Yes, things certainly need to change in credential programs. I think that a focus on psychology is a must. My mother used to be a kindergarten teacher and she has an extensive background in child psychology as a result of the courses she took to prepare for that job. High school teachers should be no different and neither should elementary or junior high school teachers. Add to that a way to make continuing education an easy, cohesive, and necessary part of the job and I think we’d go a long way toward improving education schools.


1. aruumac says:

[1/27/2006 - 7:39 am]

I’m working on an MA in Education. I’m taking and Adolescent Psych course. My professor feels that studying education ethics and law would be time better spent so she is devoting some of our time to that.

Her reasoning is that psychologists are employed by the school district to handle problems based in psychology. Teachers don’t need to know a whole course of psych like theories of congnitive development, maturation/puberty, role of families, teen crisis, etc. One course wouldn’t equip us to handle those things. We should focus on teaching.

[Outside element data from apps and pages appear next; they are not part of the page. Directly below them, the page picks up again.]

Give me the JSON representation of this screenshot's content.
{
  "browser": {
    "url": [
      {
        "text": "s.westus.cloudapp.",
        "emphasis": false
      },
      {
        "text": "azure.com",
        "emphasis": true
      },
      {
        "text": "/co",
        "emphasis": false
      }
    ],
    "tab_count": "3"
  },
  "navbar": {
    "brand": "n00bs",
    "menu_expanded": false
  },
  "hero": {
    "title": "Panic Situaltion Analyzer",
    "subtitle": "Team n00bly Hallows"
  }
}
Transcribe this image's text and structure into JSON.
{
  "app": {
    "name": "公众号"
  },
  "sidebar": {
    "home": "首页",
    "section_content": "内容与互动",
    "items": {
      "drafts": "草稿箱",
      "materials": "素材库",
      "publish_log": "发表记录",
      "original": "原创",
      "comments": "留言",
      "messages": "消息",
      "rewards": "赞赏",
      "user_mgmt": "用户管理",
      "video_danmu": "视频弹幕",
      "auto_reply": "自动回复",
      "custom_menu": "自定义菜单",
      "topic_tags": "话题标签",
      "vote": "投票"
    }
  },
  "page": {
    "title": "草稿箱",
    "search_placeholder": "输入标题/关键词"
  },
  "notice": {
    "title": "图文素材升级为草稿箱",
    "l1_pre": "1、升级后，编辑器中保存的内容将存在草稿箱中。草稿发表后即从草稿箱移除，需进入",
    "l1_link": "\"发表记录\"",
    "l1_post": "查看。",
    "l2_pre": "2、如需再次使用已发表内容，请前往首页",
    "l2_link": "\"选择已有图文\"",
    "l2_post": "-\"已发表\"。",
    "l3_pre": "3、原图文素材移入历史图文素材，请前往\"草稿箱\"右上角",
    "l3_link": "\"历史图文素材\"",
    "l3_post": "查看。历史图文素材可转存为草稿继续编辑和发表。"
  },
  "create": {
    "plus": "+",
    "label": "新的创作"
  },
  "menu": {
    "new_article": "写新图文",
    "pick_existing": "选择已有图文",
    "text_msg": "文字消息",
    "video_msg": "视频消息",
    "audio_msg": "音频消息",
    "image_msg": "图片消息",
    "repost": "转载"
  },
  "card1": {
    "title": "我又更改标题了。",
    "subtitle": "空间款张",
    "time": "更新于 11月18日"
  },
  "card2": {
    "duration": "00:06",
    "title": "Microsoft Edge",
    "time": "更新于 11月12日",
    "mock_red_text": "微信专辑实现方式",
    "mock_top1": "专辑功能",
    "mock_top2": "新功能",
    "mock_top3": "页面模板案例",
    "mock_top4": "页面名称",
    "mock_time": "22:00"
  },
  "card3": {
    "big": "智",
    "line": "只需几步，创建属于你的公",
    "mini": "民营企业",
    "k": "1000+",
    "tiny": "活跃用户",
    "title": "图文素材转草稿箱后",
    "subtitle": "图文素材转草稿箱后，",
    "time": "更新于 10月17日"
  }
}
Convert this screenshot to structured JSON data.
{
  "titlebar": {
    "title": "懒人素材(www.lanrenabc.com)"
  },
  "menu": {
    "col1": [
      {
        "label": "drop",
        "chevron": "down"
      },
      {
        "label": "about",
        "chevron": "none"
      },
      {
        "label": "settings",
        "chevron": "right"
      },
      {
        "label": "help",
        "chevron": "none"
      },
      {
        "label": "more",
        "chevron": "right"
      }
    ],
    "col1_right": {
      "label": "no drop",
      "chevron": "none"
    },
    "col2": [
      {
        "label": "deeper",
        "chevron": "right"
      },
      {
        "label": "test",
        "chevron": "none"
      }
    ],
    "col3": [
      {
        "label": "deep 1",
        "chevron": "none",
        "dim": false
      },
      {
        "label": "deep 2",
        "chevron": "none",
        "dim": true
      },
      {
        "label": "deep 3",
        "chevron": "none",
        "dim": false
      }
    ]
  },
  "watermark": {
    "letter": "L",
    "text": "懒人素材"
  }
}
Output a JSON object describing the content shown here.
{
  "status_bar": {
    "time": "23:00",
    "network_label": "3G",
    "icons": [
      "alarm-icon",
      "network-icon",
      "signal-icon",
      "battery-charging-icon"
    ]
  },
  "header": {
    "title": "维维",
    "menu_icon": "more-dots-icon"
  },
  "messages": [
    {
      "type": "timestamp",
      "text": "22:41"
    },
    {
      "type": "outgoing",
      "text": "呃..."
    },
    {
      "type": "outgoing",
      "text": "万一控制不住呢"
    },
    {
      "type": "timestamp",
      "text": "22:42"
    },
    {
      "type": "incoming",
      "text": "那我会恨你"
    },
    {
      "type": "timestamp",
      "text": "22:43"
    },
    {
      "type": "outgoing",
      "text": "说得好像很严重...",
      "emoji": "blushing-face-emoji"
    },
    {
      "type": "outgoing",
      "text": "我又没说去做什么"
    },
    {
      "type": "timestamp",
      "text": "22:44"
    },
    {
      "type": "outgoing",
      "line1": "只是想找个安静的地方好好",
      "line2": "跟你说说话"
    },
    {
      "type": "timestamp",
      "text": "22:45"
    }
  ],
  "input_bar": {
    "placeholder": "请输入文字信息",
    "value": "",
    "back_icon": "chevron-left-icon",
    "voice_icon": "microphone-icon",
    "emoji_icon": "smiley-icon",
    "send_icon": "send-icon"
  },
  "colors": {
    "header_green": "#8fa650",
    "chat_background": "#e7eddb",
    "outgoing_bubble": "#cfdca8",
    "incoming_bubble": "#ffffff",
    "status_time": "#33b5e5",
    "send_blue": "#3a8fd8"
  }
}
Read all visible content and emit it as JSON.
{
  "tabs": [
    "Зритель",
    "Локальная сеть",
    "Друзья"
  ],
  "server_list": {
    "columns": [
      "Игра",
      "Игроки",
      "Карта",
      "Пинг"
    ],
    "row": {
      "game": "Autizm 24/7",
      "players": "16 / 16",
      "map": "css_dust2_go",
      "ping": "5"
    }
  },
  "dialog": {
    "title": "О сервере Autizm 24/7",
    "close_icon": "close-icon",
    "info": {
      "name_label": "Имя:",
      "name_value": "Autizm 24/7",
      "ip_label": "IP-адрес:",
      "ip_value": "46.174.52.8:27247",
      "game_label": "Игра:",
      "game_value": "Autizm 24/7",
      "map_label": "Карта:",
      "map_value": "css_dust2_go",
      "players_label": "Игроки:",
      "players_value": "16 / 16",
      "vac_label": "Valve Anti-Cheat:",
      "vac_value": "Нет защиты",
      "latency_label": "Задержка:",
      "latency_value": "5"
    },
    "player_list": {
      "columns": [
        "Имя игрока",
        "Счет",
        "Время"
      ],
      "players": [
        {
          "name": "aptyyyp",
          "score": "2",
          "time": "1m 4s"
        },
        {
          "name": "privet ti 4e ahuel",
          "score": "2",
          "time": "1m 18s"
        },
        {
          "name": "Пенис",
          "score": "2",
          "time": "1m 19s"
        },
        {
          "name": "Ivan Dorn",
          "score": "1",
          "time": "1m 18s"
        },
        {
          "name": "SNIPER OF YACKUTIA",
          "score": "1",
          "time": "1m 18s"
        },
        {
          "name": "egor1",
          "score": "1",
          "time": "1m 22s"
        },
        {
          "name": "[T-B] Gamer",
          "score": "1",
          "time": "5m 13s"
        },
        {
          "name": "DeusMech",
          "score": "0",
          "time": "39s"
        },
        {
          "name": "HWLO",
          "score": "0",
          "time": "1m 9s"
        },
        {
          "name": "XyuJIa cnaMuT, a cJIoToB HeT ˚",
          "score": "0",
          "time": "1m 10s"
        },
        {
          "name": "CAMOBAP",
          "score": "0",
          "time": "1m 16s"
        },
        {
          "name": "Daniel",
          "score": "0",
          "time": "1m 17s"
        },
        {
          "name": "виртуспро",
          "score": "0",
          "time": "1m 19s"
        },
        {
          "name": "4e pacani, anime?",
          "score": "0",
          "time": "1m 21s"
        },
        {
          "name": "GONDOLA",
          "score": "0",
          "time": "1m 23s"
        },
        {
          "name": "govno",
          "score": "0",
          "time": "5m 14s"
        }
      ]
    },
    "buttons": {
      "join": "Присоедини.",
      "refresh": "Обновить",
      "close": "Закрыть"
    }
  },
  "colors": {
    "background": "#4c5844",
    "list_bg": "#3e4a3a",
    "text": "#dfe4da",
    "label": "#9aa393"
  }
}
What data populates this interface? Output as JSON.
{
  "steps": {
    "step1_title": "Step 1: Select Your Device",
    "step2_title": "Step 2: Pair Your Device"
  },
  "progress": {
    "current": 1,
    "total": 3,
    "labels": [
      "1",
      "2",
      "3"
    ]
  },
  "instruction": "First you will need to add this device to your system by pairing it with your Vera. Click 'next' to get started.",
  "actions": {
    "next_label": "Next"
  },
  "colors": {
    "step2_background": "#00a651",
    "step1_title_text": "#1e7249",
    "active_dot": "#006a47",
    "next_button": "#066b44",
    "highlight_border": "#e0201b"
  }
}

2. Todd says:

[1/27/2006 - 7:55 am]

So your prof is spending time on ethics and law; does that mean that because of one course you will all be lawyer-teachers? No, but you’ll be better off than you were before. Why should psychology be any different? And plenty of schools only have a psychologist on site part time. Having one psychologist for a district in no way means that everything is taken care of.

Your prof’s reasoning implies that psychology and a focus on teaching are mutually exclusive. “We should focus on teaching.” Right and a course on psychology would only help us do that.